Weill on Female Friendship

Male friendships, with their robust macho romanticism, have often been celebrated in American films. A spate of male buddy movies was produced in the 1970s as a backlash against the Women's Movement. According to the film critic Molly Haskell, the emotional intensity of these films exists between the men; feminism gave filmmakers the freedom to drop the token women from the narrative altogether.

With “Girfriends,” Claudia Weill reacted against buddy films, which ignored or downgraded women. Simplistic in their notion of friendship, most of these films revolve around “two men with beautiful faces and the adventures they have together,” but for Weill, “what's more interesting is what's not said, what people want from each other.”

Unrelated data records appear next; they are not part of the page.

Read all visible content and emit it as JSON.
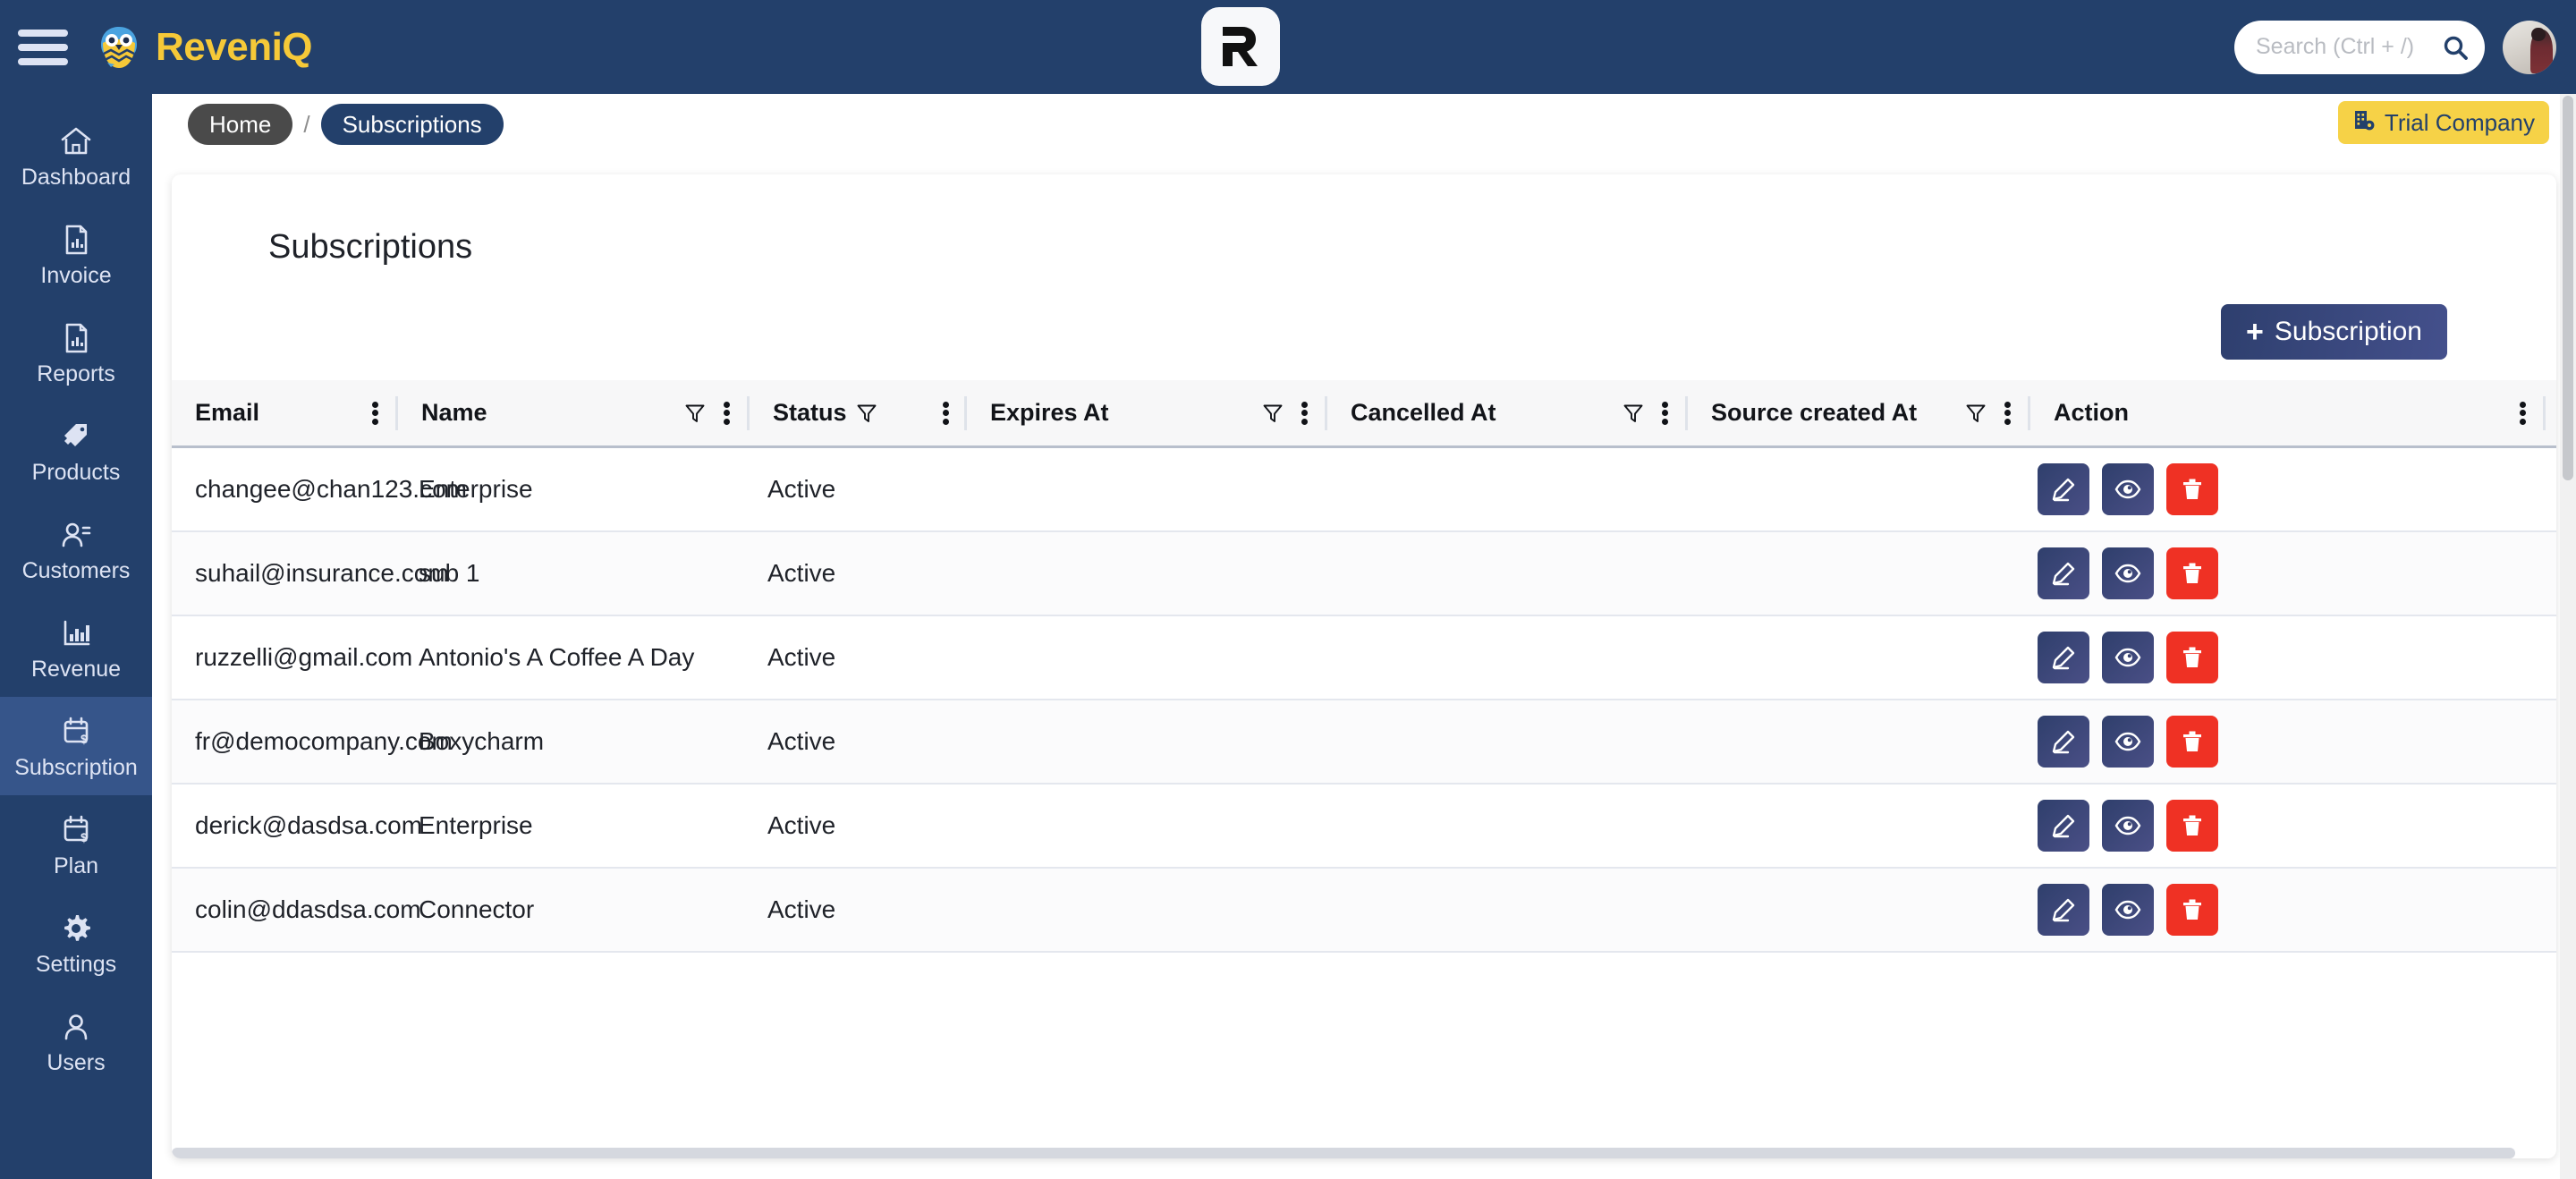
{
  "topbar": {
    "menu_icon": "hamburger-icon",
    "brand_name": "ReveniQ",
    "brand_icon": "owl-logo-icon",
    "center_logo_icon": "r-logo-icon",
    "search": {
      "value": "",
      "placeholder": "Search (Ctrl + /)",
      "icon": "search-icon"
    },
    "avatar_icon": "user-avatar"
  },
  "sidebar": {
    "items": [
      {
        "label": "Dashboard",
        "icon": "home-icon",
        "active": false
      },
      {
        "label": "Invoice",
        "icon": "document-chart-icon",
        "active": false
      },
      {
        "label": "Reports",
        "icon": "document-chart-icon",
        "active": false
      },
      {
        "label": "Products",
        "icon": "tag-icon",
        "active": false
      },
      {
        "label": "Customers",
        "icon": "users-icon",
        "active": false
      },
      {
        "label": "Revenue",
        "icon": "bar-chart-icon",
        "active": false
      },
      {
        "label": "Subscription",
        "icon": "calendar-dollar-icon",
        "active": true
      },
      {
        "label": "Plan",
        "icon": "calendar-dollar-icon",
        "active": false
      },
      {
        "label": "Settings",
        "icon": "gear-icon",
        "active": false
      },
      {
        "label": "Users",
        "icon": "person-icon",
        "active": false
      }
    ]
  },
  "breadcrumb": {
    "home": "Home",
    "separator": "/",
    "current": "Subscriptions"
  },
  "trial_badge": {
    "label": "Trial Company",
    "icon": "building-gear-icon"
  },
  "page": {
    "title": "Subscriptions",
    "add_button": {
      "label": "Subscription",
      "plus": "+"
    }
  },
  "table": {
    "columns": [
      {
        "key": "email",
        "label": "Email",
        "filter": false,
        "kebab": true
      },
      {
        "key": "name",
        "label": "Name",
        "filter": true,
        "kebab": true
      },
      {
        "key": "status",
        "label": "Status",
        "filter": true,
        "kebab": true
      },
      {
        "key": "expires",
        "label": "Expires At",
        "filter": true,
        "kebab": true
      },
      {
        "key": "cancel",
        "label": "Cancelled At",
        "filter": true,
        "kebab": true
      },
      {
        "key": "source",
        "label": "Source created At",
        "filter": true,
        "kebab": true
      },
      {
        "key": "action",
        "label": "Action",
        "filter": false,
        "kebab": true
      }
    ],
    "rows": [
      {
        "email": "changee@chan123.com",
        "name": "Enterprise",
        "status": "Active",
        "expires": "",
        "cancel": "",
        "source": ""
      },
      {
        "email": "suhail@insurance.com",
        "name": "sub 1",
        "status": "Active",
        "expires": "",
        "cancel": "",
        "source": ""
      },
      {
        "email": "ruzzelli@gmail.com",
        "name": "Antonio's A Coffee A Day",
        "status": "Active",
        "expires": "",
        "cancel": "",
        "source": ""
      },
      {
        "email": "fr@democompany.com",
        "name": "Boxycharm",
        "status": "Active",
        "expires": "",
        "cancel": "",
        "source": ""
      },
      {
        "email": "derick@dasdsa.com",
        "name": "Enterprise",
        "status": "Active",
        "expires": "",
        "cancel": "",
        "source": ""
      },
      {
        "email": "colin@ddasdsa.com",
        "name": "Connector",
        "status": "Active",
        "expires": "",
        "cancel": "",
        "source": ""
      }
    ],
    "row_actions": [
      {
        "name": "edit-button",
        "icon": "pencil-icon"
      },
      {
        "name": "view-button",
        "icon": "eye-icon"
      },
      {
        "name": "delete-button",
        "icon": "trash-icon"
      }
    ]
  },
  "colors": {
    "navy": "#23406b",
    "navy_active": "#36558a",
    "brand_yellow": "#f6c938",
    "trial_yellow": "#f6d247",
    "danger_red": "#ef3124",
    "crumb_home_gray": "#4a4a4a"
  }
}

A woman's intimacy with a man is such a cherished experience, that society tends to disregard friendship among women. Hence, female friendship has been largely ignored by Hollywood, giving the erroneous impression that it hardly exists. The more prevalent stereotype is that of women going at each other or competing for men. However, with divorce rates on the rise, marriage an increasingly fragile institution, and search for new bonds, female friendship gained new interest.

After the emergence of the women's movement, attitudes began changing. “Today, it's considered bad form to break a date with a woman if a man calls,” observed Weill in 1977, “Not long ago, the man always came first.”

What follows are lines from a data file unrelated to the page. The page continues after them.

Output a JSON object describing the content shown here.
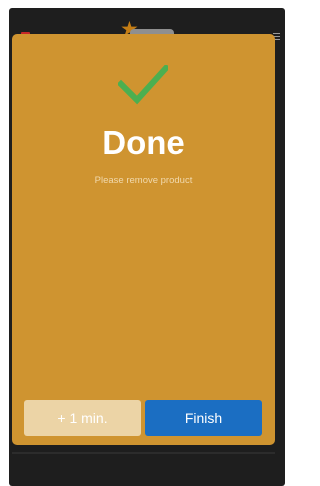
{
  "topbar": {
    "close_glyph": "×",
    "star_glyph": "★"
  },
  "dialog": {
    "icon": "checkmark-icon",
    "title": "Done",
    "subtitle": "Please remove product"
  },
  "buttons": {
    "add_time_label": "+ 1 min.",
    "finish_label": "Finish"
  },
  "colors": {
    "dialog_background": "#cf9430",
    "check": "#4caf50",
    "finish_button": "#1b6ec2",
    "add_time_button": "#ecd4a6"
  }
}
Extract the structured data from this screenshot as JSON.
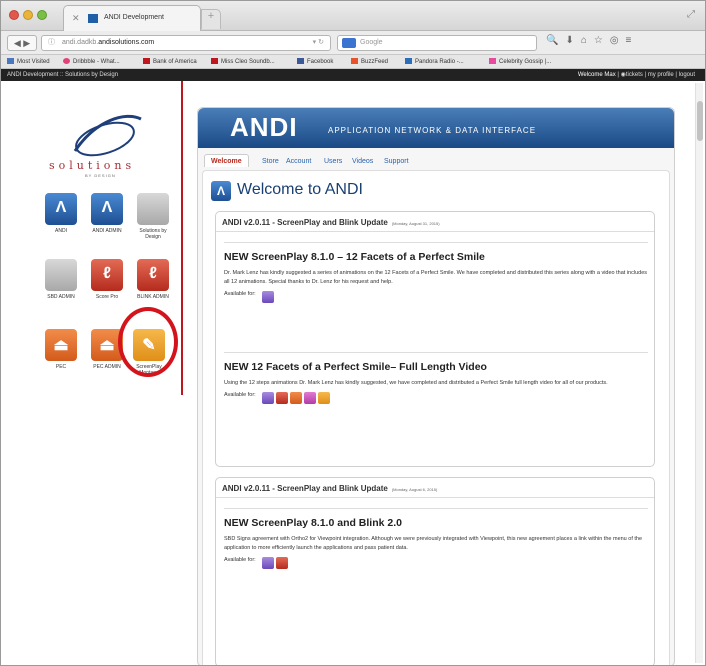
{
  "browser": {
    "tab_title": "ANDI Development",
    "url_prefix": "andi.dadkb.",
    "url_domain": "andisolutions.com",
    "search_placeholder": "Google"
  },
  "bookmarks": [
    "Most Visited",
    "Dribbble - What...",
    "Bank of America",
    "Miss Cleo Soundb...",
    "Facebook",
    "BuzzFeed",
    "Pandora Radio -...",
    "Celebrity Gossip |..."
  ],
  "sitebar": {
    "left": "ANDI Development :: Solutions by Design",
    "welcome": "Welcome Max",
    "links": "| ◉tickets | my profile | logout"
  },
  "sidebar": {
    "logo_text": "solutions",
    "logo_sub": "BY DESIGN",
    "apps": [
      {
        "label": "ANDI",
        "color": "blue",
        "glyph": "Λ"
      },
      {
        "label": "ANDI ADMIN",
        "color": "blue",
        "glyph": "Λ"
      },
      {
        "label": "Solutions by Design",
        "color": "grey",
        "glyph": ""
      },
      {
        "label": "SBD ADMIN",
        "color": "grey",
        "glyph": ""
      },
      {
        "label": "Score Pro",
        "color": "red",
        "glyph": "ℓ"
      },
      {
        "label": "BLINK ADMIN",
        "color": "red",
        "glyph": "ℓ"
      },
      {
        "label": "PEC",
        "color": "orange",
        "glyph": "⏏"
      },
      {
        "label": "PEC ADMIN",
        "color": "orange",
        "glyph": "⏏"
      },
      {
        "label": "ScreenPlay Montage",
        "color": "gold",
        "glyph": "✎"
      }
    ]
  },
  "banner": {
    "title": "ANDI",
    "subtitle": "APPLICATION NETWORK & DATA INTERFACE"
  },
  "tabs": [
    "Welcome",
    "Store",
    "Account",
    "Users",
    "Videos",
    "Support"
  ],
  "welcome_heading": "Welcome to ANDI",
  "cards": [
    {
      "header": "ANDI v2.0.11 - ScreenPlay and Blink Update",
      "date": "(Monday, August 31, 2015)",
      "sections": [
        {
          "title": "NEW ScreenPlay 8.1.0 – 12 Facets of a Perfect Smile",
          "body": "Dr. Mark Lenz has kindly suggested a series of animations on the 12 Facets of a Perfect Smile. We have completed and distributed this series along with a video that includes all 12 animations. Special thanks to Dr. Lenz for his request and help.",
          "available": "Available for:",
          "apps": [
            "purple"
          ]
        },
        {
          "title": "NEW 12 Facets of a Perfect Smile– Full Length Video",
          "body": "Using the 12 steps animations Dr. Mark Lenz has kindly suggested, we have completed and distributed a Perfect Smile full length video for all of our products.",
          "available": "Available for:",
          "apps": [
            "purple",
            "red",
            "orange",
            "pink",
            "gold"
          ]
        }
      ]
    },
    {
      "header": "ANDI v2.0.11 - ScreenPlay and Blink Update",
      "date": "(Monday, August 6, 2015)",
      "sections": [
        {
          "title": "NEW ScreenPlay 8.1.0 and Blink 2.0",
          "body": "SBD Signs agreement with Ortho2 for Viewpoint integration. Although we were previously integrated with Viewpoint, this new agreement places a link within the menu of the application to more efficiently launch the applications and pass patient data.",
          "available": "Available for:",
          "apps": [
            "purple",
            "red"
          ]
        }
      ]
    }
  ]
}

In the late 1970s, a cycle of Hollywood films exalted female friendship: Julia, The Turning Point, Unmarried Woman, were all released within a year. Most of these pictures centered on a pair of female friends, usually opposites. Fred Zinnemann's Julia depicts Lillian Hellman's (Jane Fonda) idealized friendship with the heroic Julia (Vanessa Redgrave), a mythic figure that may or may not have existed as such.

At the center of The Turning Point, also directed by a man (Herbert Ross), is a rivalry between two friends who have chosen radically different lives: One (Anne Bancroft) pursues a dance career with dedication, the other (Shirley MacLaine) follows a domestic life of wife-mother. In neither picture is the friendship convincingly or richly detailed, and neither opened the door to new cinematic subject matter.

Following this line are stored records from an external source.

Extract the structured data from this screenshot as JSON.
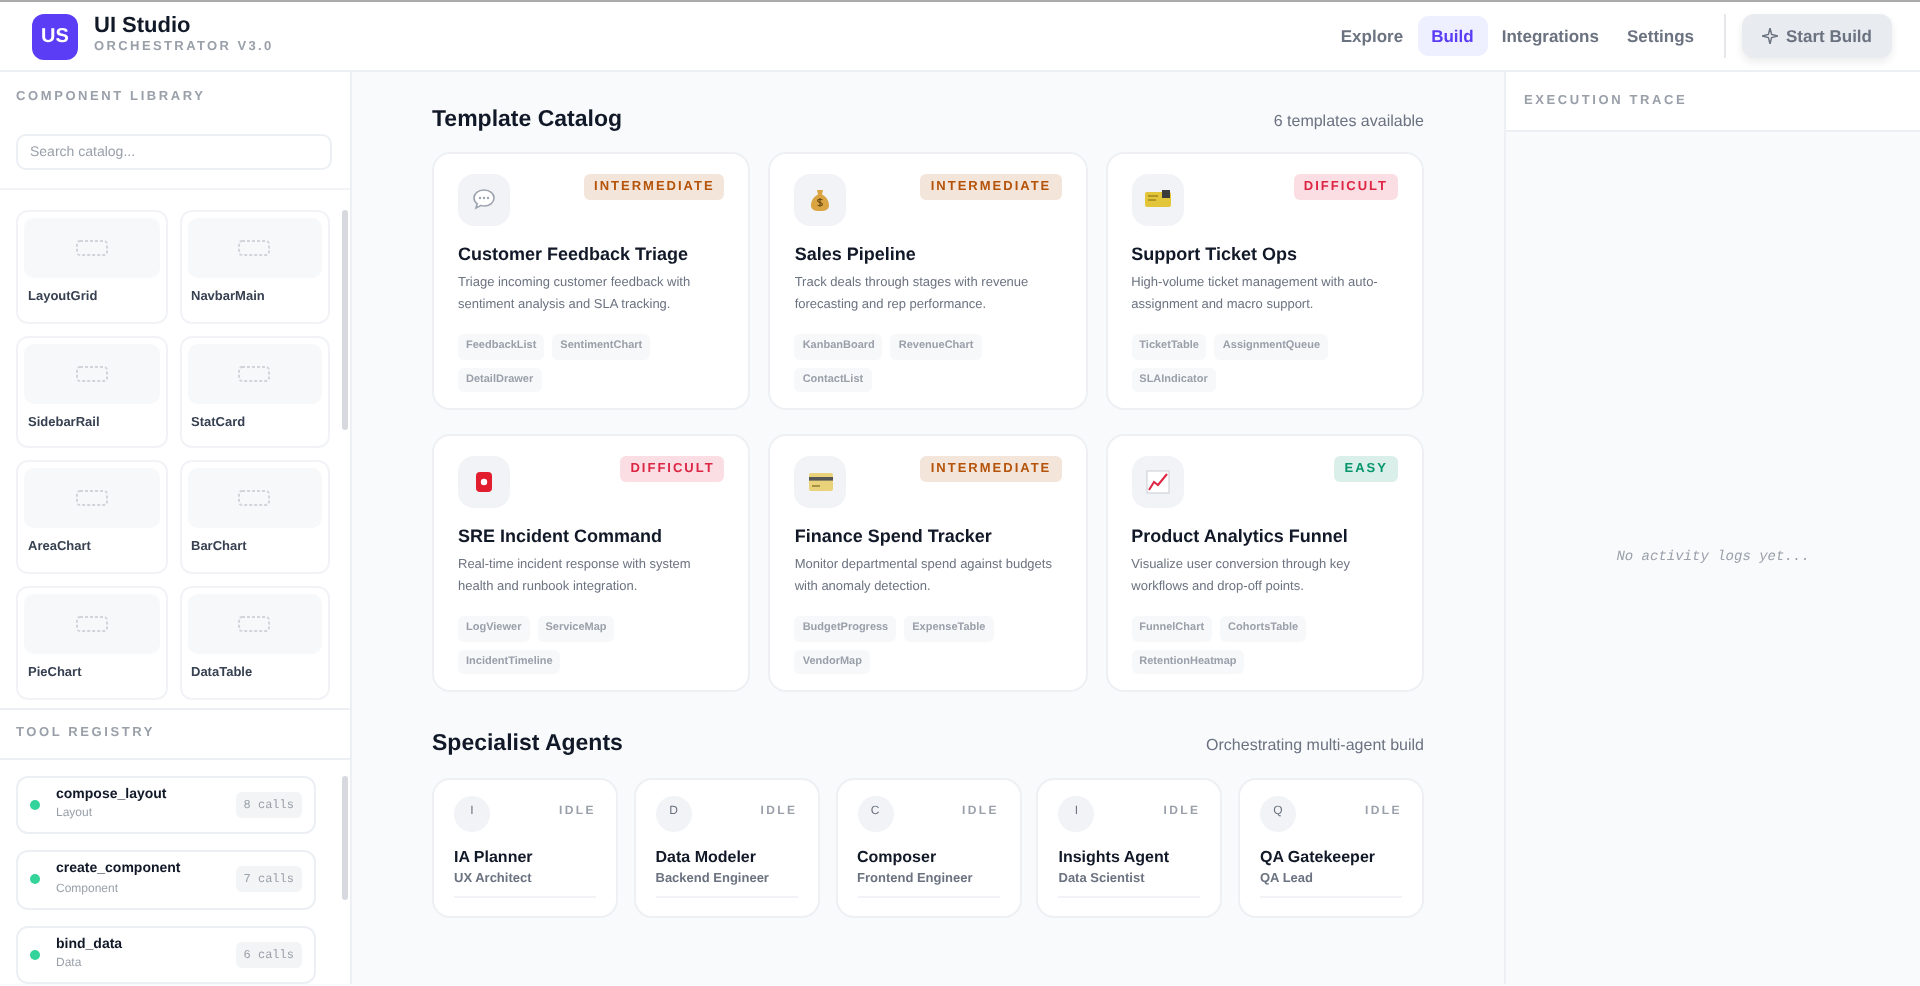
{
  "app": {
    "logo": "US",
    "title": "UI Studio",
    "subtitle": "ORCHESTRATOR V3.0"
  },
  "nav": [
    {
      "label": "Explore",
      "selected": false
    },
    {
      "label": "Build",
      "selected": true
    },
    {
      "label": "Integrations",
      "selected": false
    },
    {
      "label": "Settings",
      "selected": false
    }
  ],
  "start_button": "Start Build",
  "component_library": {
    "title": "COMPONENT LIBRARY",
    "search": {
      "placeholder": "Search catalog..."
    },
    "items": [
      "LayoutGrid",
      "NavbarMain",
      "SidebarRail",
      "StatCard",
      "AreaChart",
      "BarChart",
      "PieChart",
      "DataTable"
    ]
  },
  "tool_registry": {
    "title": "TOOL REGISTRY",
    "tools": [
      {
        "name": "compose_layout",
        "category": "Layout",
        "calls": "8 calls",
        "color": "#34d399"
      },
      {
        "name": "create_component",
        "category": "Component",
        "calls": "7 calls",
        "color": "#34d399"
      },
      {
        "name": "bind_data",
        "category": "Data",
        "calls": "6 calls",
        "color": "#34d399"
      }
    ]
  },
  "template_catalog": {
    "title": "Template Catalog",
    "count": "6 templates available",
    "templates": [
      {
        "badge": "INTERMEDIATE",
        "color": "#b45309",
        "title": "Customer Feedback Triage",
        "description": "Triage incoming customer feedback with sentiment analysis and SLA tracking.",
        "tags": [
          "FeedbackList",
          "SentimentChart",
          "DetailDrawer"
        ]
      },
      {
        "badge": "INTERMEDIATE",
        "color": "#b45309",
        "title": "Sales Pipeline",
        "description": "Track deals through stages with revenue forecasting and rep performance.",
        "tags": [
          "KanbanBoard",
          "RevenueChart",
          "ContactList"
        ]
      },
      {
        "badge": "DIFFICULT",
        "color": "#dc2644",
        "title": "Support Ticket Ops",
        "description": "High-volume ticket management with auto-assignment and macro support.",
        "tags": [
          "TicketTable",
          "AssignmentQueue",
          "SLAIndicator"
        ]
      },
      {
        "badge": "DIFFICULT",
        "color": "#dc2644",
        "title": "SRE Incident Command",
        "description": "Real-time incident response with system health and runbook integration.",
        "tags": [
          "LogViewer",
          "ServiceMap",
          "IncidentTimeline"
        ]
      },
      {
        "badge": "INTERMEDIATE",
        "color": "#b45309",
        "title": "Finance Spend Tracker",
        "description": "Monitor departmental spend against budgets with anomaly detection.",
        "tags": [
          "BudgetProgress",
          "ExpenseTable",
          "VendorMap"
        ]
      },
      {
        "badge": "EASY",
        "color": "#059669",
        "title": "Product Analytics Funnel",
        "description": "Visualize user conversion through key workflows and drop-off points.",
        "tags": [
          "FunnelChart",
          "CohortsTable",
          "RetentionHeatmap"
        ]
      }
    ]
  },
  "agents": {
    "title": "Specialist Agents",
    "subtitle": "Orchestrating multi-agent build",
    "items": [
      {
        "initial": "I",
        "status": "IDLE",
        "name": "IA Planner",
        "role": "UX Architect"
      },
      {
        "initial": "D",
        "status": "IDLE",
        "name": "Data Modeler",
        "role": "Backend Engineer"
      },
      {
        "initial": "C",
        "status": "IDLE",
        "name": "Composer",
        "role": "Frontend Engineer"
      },
      {
        "initial": "I",
        "status": "IDLE",
        "name": "Insights Agent",
        "role": "Data Scientist"
      },
      {
        "initial": "Q",
        "status": "IDLE",
        "name": "QA Gatekeeper",
        "role": "QA Lead"
      }
    ]
  },
  "execution_trace": {
    "title": "EXECUTION TRACE",
    "empty_message": "No activity logs yet..."
  }
}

Weill, on the other hand, aimed to show that “female friendship is as fragile, delicate, supportive, complex, nourishing, painful and difficult as a love affair,” because, at the end of the day, “you share meals, you go to the movies together and you see friends together.” Weill's film doesn't suggest that friendship with another woman is better than with a man, only that it's different: “With two women, you know how a person is going to respond, there's a kind of bonding with identical things shared.”

Loosely inspired by Weill's experience with her roommate at Radcliffe College, both characters in Girlfriends draw on her life–“I have been Susan and I have been Anne.” Despite the title, however, Girlfriends is better at depicting Susan's commitment to work than dissecting her friendships. Less defined than Susan, the WASPY Anne is used as the Other, a counterpoint to Susan's values and choices. By marrying young, bearing a child and giving up her career, Anne follows a traditional woman's role. Eventually, the two women are brought together on a deeper level of friendship, on the day Susan achieves professional success with her first exhibition in a SoHo gallery. In the final sequence, they even sneer at the man (Bob Balaban's prim, insidious jerk) who caused their breakup.

Girlfriends brought the label “feminist filmmaker” to Weill, but she felt neither limited nor pressured by it: “It's extremely chauvinistic to assume that because you are a woman you have to make films about women or relationships. Feminism is a point of view you can use on any subject, even a big entertainment film.” Weill was gratified that male and female viewers enjoyed her candid view of friendship. Girlfriends drew positive comments from men who confided in Weill: “When my best friend got married, I felt lost.”